Data about app and page elements:
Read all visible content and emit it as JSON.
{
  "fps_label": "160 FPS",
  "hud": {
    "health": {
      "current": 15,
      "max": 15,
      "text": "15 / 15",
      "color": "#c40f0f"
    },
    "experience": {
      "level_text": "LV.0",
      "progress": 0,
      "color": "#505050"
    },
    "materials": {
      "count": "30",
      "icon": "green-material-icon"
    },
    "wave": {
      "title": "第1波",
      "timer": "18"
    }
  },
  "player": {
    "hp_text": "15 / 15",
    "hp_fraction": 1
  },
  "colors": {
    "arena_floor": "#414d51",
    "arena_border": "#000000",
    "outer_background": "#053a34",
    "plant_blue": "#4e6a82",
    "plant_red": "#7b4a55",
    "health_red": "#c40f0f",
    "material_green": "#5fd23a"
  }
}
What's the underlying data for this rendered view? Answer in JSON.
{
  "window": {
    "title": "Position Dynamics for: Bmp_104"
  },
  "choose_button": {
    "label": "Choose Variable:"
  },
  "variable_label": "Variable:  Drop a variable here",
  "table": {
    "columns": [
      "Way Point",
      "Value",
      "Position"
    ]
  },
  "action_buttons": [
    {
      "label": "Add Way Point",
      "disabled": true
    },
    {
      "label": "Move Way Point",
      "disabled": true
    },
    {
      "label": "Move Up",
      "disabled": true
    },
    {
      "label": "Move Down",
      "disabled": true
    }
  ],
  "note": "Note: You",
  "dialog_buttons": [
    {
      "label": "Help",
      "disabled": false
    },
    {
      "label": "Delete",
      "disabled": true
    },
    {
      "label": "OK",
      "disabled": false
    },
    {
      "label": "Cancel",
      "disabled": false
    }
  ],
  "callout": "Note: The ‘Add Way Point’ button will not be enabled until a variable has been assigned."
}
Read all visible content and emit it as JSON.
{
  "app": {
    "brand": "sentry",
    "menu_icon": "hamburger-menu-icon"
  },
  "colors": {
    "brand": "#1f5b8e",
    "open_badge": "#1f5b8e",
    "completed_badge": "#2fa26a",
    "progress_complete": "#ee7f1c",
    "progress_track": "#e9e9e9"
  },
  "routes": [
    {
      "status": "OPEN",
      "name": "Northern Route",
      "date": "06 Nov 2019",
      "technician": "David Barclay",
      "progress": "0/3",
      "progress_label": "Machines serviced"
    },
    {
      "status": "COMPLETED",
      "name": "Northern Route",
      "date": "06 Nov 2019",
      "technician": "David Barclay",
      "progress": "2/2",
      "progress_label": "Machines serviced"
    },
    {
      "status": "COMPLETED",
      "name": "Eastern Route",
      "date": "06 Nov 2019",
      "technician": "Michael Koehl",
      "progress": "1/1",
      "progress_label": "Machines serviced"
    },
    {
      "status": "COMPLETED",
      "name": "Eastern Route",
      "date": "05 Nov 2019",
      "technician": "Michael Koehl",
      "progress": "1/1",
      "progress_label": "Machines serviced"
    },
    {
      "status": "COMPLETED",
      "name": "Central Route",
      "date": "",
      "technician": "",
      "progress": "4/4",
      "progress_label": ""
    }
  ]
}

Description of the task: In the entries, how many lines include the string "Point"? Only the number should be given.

Response to the exercise: 4